Being able to accelerate with adequacy not only depends upon the power to weight ratio, but also the available traction. In the winter, AWD cars even with lower powered motors out accelerate the most powerful 2wd car in snow. Add the appropriate tires, and you are even further ahead.

Defensive driving is all about your state of mind and has almost nothing to do with the car you drive or the size of the engine it has.

There are times when I have done absolutely nothing wrong, anticipated everything I could that could go wrong, and from out of no where, a less involved driver put us at risk. Having a car that accelerates well can be very helpful. Having a car that accelerates well is as important as one that stops well when you need to. Having a car that handles well too gives you more options; and more options is what you as a driver are always looking for.

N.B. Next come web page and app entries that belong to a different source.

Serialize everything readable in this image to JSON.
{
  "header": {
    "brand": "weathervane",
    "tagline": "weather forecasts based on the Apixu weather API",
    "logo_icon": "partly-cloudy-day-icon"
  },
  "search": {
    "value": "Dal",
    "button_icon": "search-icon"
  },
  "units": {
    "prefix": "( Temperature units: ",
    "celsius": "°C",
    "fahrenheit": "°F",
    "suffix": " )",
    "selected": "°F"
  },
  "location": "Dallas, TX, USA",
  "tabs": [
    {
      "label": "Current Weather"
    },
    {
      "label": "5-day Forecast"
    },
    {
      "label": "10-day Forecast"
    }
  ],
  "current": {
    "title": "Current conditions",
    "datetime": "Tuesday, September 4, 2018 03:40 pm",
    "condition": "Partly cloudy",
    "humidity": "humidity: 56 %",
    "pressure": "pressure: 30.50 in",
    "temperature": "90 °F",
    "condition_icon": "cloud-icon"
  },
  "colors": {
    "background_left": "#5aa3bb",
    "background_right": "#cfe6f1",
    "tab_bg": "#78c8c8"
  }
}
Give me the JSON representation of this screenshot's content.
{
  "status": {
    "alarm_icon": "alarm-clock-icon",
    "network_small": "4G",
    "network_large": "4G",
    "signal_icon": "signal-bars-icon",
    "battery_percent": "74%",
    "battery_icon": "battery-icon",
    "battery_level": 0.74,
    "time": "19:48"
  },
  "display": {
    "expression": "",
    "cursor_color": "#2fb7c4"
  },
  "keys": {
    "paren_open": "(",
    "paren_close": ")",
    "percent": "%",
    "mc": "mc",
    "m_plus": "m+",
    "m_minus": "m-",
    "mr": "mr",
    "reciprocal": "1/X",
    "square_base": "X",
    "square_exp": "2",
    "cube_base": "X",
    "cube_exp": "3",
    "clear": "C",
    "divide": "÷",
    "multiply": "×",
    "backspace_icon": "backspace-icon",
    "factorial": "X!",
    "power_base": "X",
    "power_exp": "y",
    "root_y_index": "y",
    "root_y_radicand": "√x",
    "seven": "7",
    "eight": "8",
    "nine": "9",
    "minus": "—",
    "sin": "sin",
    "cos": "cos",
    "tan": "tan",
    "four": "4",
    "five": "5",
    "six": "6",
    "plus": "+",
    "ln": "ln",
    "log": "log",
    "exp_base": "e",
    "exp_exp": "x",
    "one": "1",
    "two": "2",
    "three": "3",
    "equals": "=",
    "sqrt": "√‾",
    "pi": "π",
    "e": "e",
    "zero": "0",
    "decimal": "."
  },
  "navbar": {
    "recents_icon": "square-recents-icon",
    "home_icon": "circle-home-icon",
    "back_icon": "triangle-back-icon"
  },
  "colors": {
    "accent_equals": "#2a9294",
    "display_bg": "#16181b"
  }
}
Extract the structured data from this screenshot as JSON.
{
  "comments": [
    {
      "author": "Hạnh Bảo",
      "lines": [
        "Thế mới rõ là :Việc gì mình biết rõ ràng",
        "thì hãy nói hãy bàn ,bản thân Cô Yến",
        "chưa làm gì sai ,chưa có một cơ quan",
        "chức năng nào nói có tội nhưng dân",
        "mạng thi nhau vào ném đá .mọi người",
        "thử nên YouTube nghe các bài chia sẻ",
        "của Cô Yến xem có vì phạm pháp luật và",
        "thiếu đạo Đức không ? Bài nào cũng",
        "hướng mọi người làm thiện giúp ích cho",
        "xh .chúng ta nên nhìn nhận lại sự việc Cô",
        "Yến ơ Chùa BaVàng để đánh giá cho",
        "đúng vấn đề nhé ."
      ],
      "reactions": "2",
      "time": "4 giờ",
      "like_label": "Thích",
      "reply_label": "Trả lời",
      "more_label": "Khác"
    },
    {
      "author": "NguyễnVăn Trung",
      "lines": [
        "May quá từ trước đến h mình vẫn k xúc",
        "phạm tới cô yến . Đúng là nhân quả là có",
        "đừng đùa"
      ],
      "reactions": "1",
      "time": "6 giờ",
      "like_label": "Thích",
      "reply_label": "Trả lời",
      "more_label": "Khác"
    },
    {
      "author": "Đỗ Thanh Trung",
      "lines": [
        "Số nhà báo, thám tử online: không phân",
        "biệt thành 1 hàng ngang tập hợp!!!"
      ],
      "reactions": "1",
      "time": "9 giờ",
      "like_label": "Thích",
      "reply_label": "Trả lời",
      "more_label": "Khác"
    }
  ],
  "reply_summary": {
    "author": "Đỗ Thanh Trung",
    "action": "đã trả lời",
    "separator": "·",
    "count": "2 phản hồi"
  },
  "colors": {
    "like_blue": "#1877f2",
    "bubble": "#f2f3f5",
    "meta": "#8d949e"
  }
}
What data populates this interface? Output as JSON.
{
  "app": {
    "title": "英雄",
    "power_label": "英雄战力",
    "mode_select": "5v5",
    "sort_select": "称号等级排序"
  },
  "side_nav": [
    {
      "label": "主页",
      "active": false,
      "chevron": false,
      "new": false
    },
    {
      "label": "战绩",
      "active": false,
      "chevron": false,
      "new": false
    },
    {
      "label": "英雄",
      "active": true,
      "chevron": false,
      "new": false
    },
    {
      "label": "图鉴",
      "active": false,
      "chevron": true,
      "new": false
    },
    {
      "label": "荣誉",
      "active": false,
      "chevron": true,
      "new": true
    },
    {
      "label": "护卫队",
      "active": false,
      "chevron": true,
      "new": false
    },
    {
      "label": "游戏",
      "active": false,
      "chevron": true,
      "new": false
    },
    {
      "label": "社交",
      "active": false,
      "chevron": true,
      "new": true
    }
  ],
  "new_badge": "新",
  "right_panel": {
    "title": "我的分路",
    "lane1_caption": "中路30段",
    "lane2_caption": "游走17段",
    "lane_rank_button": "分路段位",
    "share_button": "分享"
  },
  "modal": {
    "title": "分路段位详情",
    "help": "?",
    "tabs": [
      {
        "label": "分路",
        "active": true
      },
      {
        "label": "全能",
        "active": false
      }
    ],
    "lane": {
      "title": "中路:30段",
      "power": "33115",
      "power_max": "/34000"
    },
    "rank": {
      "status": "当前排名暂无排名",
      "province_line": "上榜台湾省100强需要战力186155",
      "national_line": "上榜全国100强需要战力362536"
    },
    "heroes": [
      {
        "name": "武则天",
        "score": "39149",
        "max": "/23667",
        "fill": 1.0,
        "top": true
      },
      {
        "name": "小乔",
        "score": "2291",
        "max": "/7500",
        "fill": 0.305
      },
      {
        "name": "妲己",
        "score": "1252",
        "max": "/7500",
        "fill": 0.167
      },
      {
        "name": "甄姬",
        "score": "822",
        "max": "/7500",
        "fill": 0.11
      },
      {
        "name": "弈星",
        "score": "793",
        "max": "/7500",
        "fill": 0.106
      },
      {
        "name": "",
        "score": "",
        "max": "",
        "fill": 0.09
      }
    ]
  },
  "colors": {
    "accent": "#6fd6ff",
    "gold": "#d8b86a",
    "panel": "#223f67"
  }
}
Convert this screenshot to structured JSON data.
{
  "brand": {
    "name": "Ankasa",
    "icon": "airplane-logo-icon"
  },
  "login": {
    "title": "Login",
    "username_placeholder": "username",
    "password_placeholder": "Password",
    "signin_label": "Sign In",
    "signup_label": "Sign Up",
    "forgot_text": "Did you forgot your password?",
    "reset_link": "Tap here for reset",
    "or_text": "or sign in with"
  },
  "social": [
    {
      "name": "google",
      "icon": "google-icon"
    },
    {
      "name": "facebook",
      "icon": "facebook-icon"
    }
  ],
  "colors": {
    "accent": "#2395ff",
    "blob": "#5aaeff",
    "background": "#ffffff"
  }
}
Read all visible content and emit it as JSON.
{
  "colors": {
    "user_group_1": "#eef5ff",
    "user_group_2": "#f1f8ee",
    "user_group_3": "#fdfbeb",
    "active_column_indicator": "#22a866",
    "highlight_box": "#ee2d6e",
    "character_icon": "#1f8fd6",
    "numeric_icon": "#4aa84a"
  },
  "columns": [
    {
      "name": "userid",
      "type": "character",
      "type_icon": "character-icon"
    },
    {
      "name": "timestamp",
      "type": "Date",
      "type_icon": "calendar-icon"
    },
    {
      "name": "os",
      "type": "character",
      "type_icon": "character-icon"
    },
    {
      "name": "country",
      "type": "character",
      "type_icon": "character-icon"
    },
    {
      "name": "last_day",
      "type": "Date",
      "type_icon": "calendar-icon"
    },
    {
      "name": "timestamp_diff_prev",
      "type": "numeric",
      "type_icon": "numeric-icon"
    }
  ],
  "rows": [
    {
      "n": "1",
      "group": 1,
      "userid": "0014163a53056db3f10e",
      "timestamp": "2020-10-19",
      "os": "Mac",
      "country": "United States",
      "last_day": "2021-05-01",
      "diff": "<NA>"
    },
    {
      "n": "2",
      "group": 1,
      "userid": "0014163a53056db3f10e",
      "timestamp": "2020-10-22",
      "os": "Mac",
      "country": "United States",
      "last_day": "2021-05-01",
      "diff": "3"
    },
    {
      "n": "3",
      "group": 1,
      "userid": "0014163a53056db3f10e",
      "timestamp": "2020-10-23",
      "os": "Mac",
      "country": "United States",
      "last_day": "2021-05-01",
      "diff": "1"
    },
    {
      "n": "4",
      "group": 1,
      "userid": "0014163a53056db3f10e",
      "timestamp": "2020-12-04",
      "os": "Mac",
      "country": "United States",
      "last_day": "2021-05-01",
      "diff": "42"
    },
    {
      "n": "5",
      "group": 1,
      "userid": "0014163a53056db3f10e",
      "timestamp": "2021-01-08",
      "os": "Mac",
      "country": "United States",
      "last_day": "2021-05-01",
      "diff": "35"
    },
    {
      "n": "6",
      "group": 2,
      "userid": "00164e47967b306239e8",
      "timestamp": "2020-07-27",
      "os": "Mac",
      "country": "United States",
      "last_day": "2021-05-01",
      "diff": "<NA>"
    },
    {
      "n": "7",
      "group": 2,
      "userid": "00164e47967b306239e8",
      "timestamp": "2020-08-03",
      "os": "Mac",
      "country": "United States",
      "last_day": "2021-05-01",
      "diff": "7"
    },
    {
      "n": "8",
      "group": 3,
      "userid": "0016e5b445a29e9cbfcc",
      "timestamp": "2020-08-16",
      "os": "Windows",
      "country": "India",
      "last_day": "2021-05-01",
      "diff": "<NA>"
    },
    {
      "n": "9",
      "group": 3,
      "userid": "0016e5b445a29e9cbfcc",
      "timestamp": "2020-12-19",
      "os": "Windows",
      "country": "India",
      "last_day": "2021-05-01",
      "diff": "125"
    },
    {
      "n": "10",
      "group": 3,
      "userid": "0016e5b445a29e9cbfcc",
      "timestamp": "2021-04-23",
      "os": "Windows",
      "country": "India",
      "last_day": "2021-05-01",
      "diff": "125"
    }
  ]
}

I’ve always driven V8s or V6s. There maybe was a time but I really can’t think of one where I had or chose to accelerate to avoid an accident. Clearly there were times when braking or evasive action avoided such as well as anticipating problems that were developing a ways away. Brake lights a half mile ahead on an icy road for example. I’d go for a little larger vehicle rather than being concerned about the engine size though.